*** Opening of Information provided ***

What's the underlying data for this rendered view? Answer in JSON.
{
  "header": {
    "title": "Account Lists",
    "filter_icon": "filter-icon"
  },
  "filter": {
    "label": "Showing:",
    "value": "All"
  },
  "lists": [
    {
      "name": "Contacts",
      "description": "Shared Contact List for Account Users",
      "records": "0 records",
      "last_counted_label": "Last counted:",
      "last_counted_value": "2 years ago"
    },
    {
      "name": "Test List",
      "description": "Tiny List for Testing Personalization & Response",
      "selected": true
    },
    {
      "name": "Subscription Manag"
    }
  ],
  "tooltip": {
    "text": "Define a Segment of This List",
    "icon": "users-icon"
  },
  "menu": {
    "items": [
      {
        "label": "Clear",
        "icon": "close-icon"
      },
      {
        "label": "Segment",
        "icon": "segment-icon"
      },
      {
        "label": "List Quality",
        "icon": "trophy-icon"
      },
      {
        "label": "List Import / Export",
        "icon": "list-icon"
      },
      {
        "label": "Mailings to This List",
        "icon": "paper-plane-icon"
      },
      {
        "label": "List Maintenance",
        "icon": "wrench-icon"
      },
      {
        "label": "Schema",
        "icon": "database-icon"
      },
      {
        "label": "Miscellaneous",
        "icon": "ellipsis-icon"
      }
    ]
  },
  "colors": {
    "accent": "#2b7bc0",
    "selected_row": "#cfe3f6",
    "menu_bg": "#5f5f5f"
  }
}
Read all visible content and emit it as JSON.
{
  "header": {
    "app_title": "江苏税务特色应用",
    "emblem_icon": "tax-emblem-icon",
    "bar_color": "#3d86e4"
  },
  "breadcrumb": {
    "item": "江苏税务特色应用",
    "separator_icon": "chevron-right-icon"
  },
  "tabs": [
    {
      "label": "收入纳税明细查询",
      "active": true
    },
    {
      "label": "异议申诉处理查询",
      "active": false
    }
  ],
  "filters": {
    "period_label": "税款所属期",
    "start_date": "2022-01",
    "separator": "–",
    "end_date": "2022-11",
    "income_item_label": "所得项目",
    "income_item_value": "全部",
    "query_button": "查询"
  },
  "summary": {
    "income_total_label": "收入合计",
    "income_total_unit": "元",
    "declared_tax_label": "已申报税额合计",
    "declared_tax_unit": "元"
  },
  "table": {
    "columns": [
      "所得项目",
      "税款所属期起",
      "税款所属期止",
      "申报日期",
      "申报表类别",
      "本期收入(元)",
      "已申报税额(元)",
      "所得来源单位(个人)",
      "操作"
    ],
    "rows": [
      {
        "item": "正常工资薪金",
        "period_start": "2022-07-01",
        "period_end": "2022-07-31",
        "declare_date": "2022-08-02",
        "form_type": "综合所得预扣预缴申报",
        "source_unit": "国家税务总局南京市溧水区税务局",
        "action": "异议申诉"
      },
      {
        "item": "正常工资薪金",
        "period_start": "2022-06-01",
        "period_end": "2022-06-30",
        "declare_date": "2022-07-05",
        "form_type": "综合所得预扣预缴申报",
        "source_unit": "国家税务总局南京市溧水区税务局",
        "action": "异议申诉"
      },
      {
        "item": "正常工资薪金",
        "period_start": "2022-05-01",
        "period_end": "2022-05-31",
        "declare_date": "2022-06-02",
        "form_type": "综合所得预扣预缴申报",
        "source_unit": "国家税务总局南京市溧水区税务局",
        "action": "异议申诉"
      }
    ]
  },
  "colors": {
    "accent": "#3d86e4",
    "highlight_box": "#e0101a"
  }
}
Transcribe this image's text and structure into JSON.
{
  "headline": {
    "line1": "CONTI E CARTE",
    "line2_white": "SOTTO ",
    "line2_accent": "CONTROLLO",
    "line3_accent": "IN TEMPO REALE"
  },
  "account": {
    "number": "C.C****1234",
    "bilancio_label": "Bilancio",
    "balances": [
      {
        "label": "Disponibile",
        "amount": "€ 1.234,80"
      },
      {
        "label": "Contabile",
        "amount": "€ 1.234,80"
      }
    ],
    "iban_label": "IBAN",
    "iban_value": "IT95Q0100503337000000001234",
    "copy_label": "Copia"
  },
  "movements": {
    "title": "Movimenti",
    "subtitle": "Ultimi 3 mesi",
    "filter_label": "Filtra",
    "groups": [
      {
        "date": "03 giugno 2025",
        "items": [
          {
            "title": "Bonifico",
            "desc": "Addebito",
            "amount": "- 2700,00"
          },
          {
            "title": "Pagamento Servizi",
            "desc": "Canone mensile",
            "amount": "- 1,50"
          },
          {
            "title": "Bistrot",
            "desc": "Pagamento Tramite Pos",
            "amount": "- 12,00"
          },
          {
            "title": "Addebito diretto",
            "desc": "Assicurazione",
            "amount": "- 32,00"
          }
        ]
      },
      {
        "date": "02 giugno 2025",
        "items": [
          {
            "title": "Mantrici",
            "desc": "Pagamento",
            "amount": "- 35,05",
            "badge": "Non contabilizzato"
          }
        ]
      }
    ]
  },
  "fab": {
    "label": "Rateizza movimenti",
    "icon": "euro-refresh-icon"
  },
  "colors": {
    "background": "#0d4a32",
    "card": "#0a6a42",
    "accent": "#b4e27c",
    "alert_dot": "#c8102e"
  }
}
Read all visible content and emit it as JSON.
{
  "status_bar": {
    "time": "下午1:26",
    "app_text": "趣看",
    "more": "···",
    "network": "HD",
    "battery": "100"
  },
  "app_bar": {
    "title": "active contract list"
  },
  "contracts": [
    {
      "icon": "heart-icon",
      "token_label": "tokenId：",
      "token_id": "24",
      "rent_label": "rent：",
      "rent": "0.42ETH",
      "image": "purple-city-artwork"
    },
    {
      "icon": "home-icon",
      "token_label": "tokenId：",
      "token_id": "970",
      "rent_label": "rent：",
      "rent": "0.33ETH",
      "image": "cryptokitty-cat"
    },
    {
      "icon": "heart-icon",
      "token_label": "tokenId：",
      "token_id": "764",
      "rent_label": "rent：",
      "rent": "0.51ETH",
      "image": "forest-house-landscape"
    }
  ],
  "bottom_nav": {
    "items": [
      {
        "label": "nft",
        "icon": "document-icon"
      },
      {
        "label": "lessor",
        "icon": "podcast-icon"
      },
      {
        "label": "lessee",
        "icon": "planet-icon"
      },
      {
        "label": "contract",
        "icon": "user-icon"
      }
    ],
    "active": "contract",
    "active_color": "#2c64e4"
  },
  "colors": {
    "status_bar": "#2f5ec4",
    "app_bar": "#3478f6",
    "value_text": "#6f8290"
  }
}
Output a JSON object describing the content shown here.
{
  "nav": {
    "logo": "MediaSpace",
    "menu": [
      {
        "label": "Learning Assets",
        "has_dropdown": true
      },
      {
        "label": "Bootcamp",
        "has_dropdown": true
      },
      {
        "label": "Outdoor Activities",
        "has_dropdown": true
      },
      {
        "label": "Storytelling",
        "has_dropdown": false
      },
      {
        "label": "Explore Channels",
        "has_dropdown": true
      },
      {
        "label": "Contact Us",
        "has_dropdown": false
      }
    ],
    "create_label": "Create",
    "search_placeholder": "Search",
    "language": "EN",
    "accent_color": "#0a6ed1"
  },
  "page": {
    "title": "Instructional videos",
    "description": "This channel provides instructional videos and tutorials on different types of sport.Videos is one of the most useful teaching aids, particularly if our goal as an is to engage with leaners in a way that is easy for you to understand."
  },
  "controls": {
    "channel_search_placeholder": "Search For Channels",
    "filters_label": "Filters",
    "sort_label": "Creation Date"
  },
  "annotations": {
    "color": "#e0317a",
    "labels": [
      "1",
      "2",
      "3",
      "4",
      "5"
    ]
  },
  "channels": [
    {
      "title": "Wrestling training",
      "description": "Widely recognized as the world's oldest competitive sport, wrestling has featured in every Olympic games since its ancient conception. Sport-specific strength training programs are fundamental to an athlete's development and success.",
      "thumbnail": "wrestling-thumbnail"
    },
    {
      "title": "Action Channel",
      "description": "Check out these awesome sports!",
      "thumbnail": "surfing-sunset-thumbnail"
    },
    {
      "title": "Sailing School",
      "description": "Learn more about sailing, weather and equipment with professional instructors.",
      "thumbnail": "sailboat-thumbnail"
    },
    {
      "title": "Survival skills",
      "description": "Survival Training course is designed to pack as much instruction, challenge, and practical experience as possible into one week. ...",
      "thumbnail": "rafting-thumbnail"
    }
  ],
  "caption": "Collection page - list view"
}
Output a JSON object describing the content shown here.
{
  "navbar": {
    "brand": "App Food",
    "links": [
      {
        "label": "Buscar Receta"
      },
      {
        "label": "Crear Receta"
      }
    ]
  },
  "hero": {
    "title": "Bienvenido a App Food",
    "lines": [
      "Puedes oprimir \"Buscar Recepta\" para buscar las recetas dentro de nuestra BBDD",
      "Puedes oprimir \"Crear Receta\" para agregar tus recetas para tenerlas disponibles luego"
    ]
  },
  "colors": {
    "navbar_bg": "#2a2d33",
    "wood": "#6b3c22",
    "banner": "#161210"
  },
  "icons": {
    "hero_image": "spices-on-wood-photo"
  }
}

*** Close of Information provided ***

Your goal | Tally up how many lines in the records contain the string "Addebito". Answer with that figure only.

Answer below | 2